(b) Variable capital—this is used once for all and its quantity varies with the output. Examples, of these are found in seeds, fertilizers, plant protection chemicals and wages paid out to hired labour.

The capitals used in farming activities are given valuation by the following three methods:

(a) Market value—the price of the capital assets at the current market price,

(b) Capitalization of the anticipated income—the formula used is: V = R/r (for constant return)

(this is used for fluctuating incomes),

(c) The initial price of the asset minus or plus its depreciation or appreciation. This will be the value of the asset in year following.

There are six methods of calculating depreciation:

(i) Straight line method,

(ii) Diminishing balance method,

(iii) Sum of the years digit,

(iv) Depreciation or Sinking fund method,

(v) Annuity system,

(vi) Revaluation method.

Capital Efficiency are Measured:

(a) Input-output ratio both in physical and value terms.

(b) Quantity or value of crop products or livestock products per unit of capital input used, viz., fertilizer feed or per rupee investment.

(c) Quantity or value of livestock products per unit weight or value of feed consumed.

(d) Crop acreage per tractor.

(e) Rate of capital turnover.

(f) Power, machinery, equipment expenses per productive man-work unit.

Management Exercise # 4. Appraisal of Management Factor:

To evaluate management is not an easy task but there are two indexes which reflect the managerial efficiency, they are:

(a) Efficiency,

(b) Capacity.

Efficiency is the input-output ratio and is measured in:

i. Crop yield as a percentage of average yield from similar soil.

ii. Return per Rs. 100 worth fed to livestock (according to class.)

iii. Percentage of normal power of machinery cost,

iv. Percentage of return from normal labour cost.

Capacity is adjudged as a farm manager maintaining his efficiency could handle more or additional operations or business.

Management Exercise # 5. Entrepreneurial Appraisal:

Generally, the farm organizer and the entrepreneur (owner) is the one and the same person. If the entrepreneur enter a new enterprise which seems to him promising in his business endeavour and it goes very well as per his aspirations he reaps the profit or if the enterprise does not give expected results the entrepreneur sustains the losses.

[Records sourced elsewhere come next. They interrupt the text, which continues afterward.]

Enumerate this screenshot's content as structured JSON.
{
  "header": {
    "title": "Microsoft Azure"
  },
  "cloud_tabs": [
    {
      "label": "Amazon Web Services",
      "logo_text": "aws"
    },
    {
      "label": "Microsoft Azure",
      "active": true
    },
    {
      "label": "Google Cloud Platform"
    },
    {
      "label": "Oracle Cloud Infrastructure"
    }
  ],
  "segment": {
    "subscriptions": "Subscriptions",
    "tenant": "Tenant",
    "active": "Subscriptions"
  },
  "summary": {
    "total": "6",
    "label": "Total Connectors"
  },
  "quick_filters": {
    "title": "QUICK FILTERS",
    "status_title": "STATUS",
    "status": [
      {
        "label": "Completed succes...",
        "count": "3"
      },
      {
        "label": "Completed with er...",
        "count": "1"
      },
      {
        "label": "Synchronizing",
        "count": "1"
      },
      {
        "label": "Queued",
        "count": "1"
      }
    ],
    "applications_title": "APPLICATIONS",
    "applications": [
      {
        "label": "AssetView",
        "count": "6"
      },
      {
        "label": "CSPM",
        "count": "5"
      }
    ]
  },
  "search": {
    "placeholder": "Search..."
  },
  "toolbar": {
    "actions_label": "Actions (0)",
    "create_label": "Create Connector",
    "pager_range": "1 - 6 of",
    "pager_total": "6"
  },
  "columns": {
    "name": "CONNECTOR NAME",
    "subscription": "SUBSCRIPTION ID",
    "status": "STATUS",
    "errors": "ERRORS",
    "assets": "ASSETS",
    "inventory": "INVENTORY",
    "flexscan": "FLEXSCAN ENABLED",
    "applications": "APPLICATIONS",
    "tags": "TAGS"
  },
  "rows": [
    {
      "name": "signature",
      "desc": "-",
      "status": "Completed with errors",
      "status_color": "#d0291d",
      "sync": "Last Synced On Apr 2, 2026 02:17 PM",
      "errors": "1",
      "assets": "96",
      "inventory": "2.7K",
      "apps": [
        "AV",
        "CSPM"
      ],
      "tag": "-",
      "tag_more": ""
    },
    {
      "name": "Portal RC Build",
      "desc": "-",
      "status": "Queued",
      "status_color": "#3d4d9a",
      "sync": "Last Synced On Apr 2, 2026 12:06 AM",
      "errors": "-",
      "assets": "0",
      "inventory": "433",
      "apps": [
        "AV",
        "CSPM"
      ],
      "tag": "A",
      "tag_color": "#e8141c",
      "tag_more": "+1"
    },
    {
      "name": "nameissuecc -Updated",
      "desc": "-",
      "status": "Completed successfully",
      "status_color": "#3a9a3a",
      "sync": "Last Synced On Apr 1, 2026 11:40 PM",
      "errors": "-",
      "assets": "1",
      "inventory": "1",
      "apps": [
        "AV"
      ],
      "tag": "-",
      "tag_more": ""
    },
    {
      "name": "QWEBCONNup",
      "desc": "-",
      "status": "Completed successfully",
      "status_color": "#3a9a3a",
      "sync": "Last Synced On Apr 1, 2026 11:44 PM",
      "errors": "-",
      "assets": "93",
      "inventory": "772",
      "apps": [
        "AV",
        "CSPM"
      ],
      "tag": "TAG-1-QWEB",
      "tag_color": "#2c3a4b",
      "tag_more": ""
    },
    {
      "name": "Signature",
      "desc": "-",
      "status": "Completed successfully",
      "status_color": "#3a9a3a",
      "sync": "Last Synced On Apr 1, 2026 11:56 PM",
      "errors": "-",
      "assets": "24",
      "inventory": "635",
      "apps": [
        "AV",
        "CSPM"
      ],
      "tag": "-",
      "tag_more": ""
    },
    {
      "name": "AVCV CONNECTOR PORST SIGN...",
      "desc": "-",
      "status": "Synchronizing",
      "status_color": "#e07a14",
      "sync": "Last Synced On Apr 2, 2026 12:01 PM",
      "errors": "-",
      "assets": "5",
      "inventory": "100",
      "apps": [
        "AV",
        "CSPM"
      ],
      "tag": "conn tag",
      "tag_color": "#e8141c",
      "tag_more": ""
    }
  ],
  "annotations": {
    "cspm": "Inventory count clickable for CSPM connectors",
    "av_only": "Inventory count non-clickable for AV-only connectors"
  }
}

In the agricultural business risks are broadly classed as:

(a) Personal Risk:

These risks are to outsiders or third party and also risk to farmer and farm worker.

The nature of such risks would be:

(i) Economic—inability to sell the labour power or unemployment,

(ii) Social—accidents or employers liabilities,

(iii) Natural—old age, sickness, maternity for women farm workers.

(b) Property Risk:

These may again be economic, social and natural. Economic risks are fluctuation of prices, un-expected-lessness, changes in prices of farm inputs, Social—civil disturbances, strikes, change in social trend. Technological change— Natural risks—plant and animal diseases, rodent, insect-pests, pollution.

Averting Risks:

Risks in farming could be averted by several means, they are:

i. Avoid risks wherever the farmer could like selection of farm, and selection of enterprises.

ii. Prophylactic measures—application of plant protection chemicals without the appearance of diseases or pests but whenever there may be probability of such occurrences.

iii. To assume the risk:

(a) Insurance:

It is done against the probability of greater loss in crops or livestock, for example, in crops occurrence of blight, redrot and in animals rinder pest, foot and mouth diseases, at the nominal cost through insurance.

(b) Diversification:

Growing of variety of crops, in case one is lost the other may sustain the farmer from incurring greater losses. This minimizes the total loss.